Algernon and Jack’s voracious appetites reflect their extravagant airs and excessive lifestyles as dandies. Algernon cannot allow his friend to eat a single sandwich; he must eat them all. Overeating is also a nervous habit that Algernon leverages when he has to confront his friend on a contentious topic—infidelity. In effect, Algernon’s denial of food to his friend is far less impolite than the accusation he is about to make.
Jack initially denies the existence of Cecily, but Algernon instructs Lane to bring out the cigarette case that Jack left at their last dinner party. To Jack’s annoyance, Algernon discloses that he has read the private inscription inside the case. In order to coax his friend into revealing the meaning of the inscription, Algernon produces a business card from the case with the name “Mr. Ernest Worthing” printed on it and insists that he has only every known his friend as “Ernest.”
The appearance of the cigarette case and business cards show that Algernon is on to Jack’s secret, but unwilling to let on that he knows about his friend’s double life. While Algernon’s presentation of the business cards seem to show his faith in the veracity of Jake’s fake identity, he only feigns this belief, instead hoping that the presentation of the cigarette case will compel his friend to tell the truth.
Irked, Jack says that Cecily is his aunt. Algernon goads his friend further, gradually building up contradictions against Jack by asking why the case’s inscription reads: “From little Cecily with her fondest love to her Uncle Jack.” Running out of reasonable excuses, Jack reluctantly confesses that his name is actually Jack and that he goes by “Ernest” in town and “Jack” in the country.

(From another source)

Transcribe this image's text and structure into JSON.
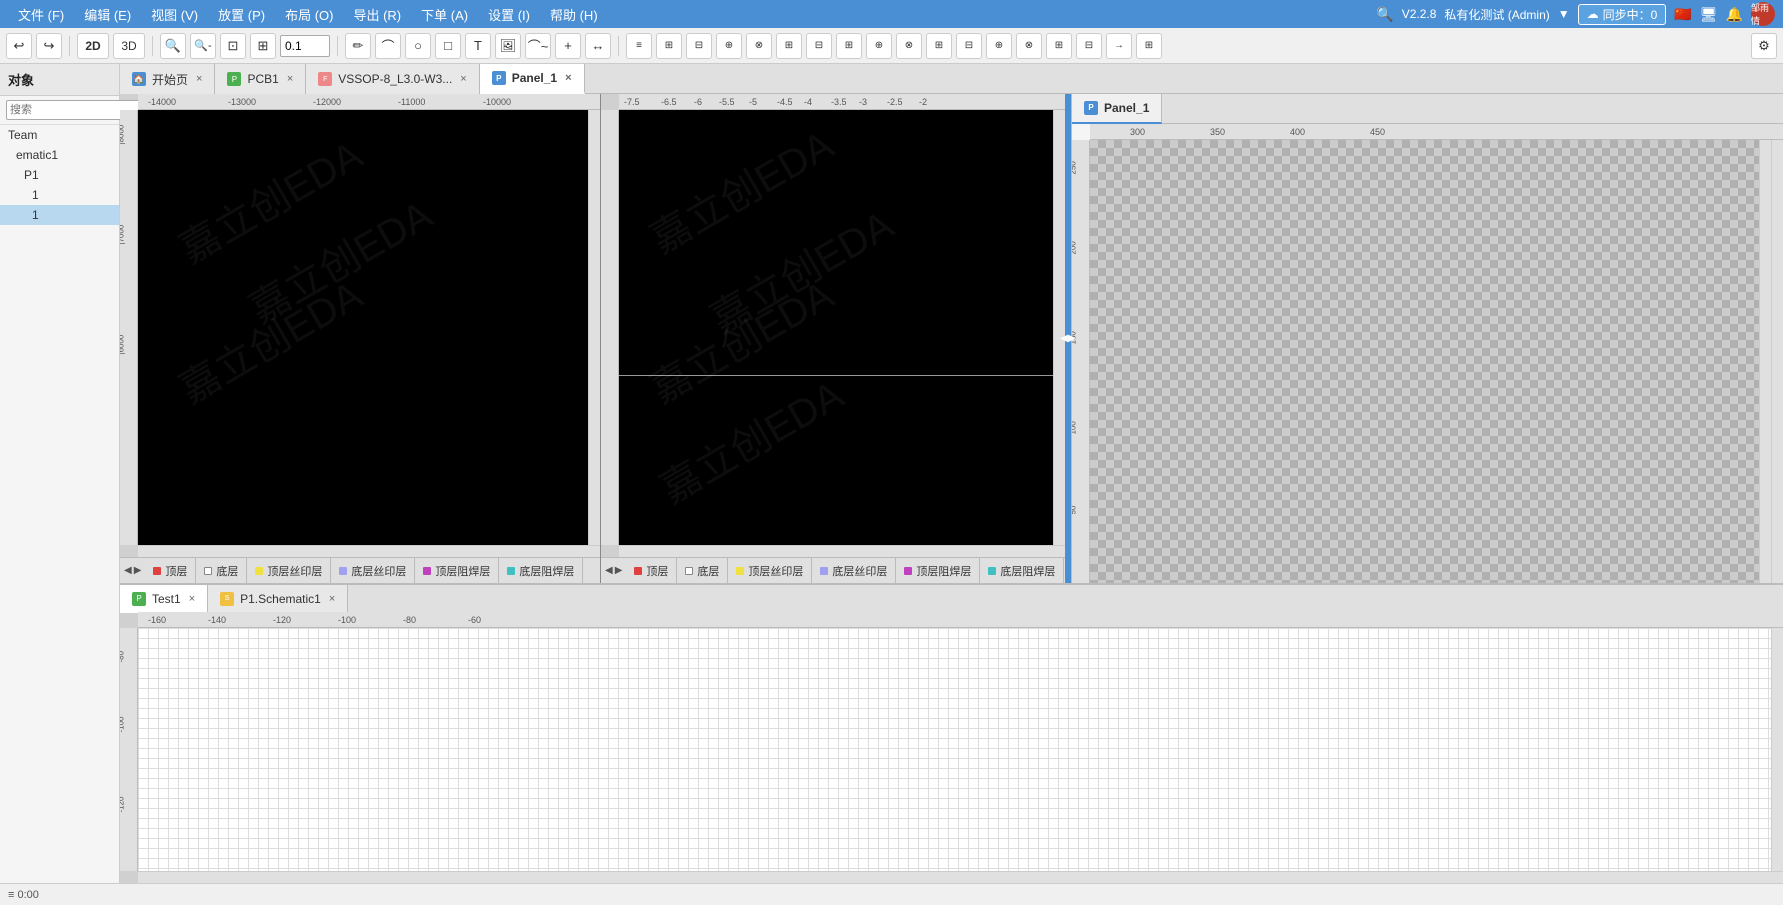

The inscription on the cigarette case not only unravels Jack’s secret, but also symbolizes his double life. While the business cards in Jack’s case say that he is “Ernest,” the case itself shows that he is actually Jack. Just as the case tells two stories, Jack claims two identities.
Jack’s confession confirms Algernon’s suspicion that his friend is a practiced “Bunburyist.” Algernon demands to know why Jack goes by one name in town and the other in the country.
Though the meaning of “Bunburyist,” is not entirely clear, Algernon’s use of the term suggests that he too might be well practiced in the art of deception.
Jack confides in Algernon that Mr. Thomas Cardew adopted him as a young boy. At the time of Cardew’s passing, he left Jack his fortune and made him guardian to his granddaughter, Miss Cecily Cardew, who lives on a country estate. Jack explains that he leads a double life because his responsibilities to Cecily requires him to set a “high moral tone” when he is with her in the country. In the city, Jack can let loose and enjoy himself, so he pretends to have an unruly younger brother named “Ernest,” whose antics in the city compel him to rush off to London frequently.
Jack’s explanation establishes the symbolic role of town and country. Because Jack must set a good example for his ward in the country, it represents a place that is morally strict, prudish, even repressive. Because Jack is able to indulge in the pleasures of city life, town represents a place where the rules are looser and less strict. That Jack’s unruly alter ego “Ernest” resides in the city emphasizes the urban world’s wildness.
Algernon reveals that he has also invented an invalid friend named “Bunbury,” whose maladies are a ready excuse for Algernon whenever he chooses to go into the country. While Jack finds “Bunbury” to be an “absurd name,” Algernon cautions his friend against doing away with a fictional figure, like “Bunbury,” once he is married.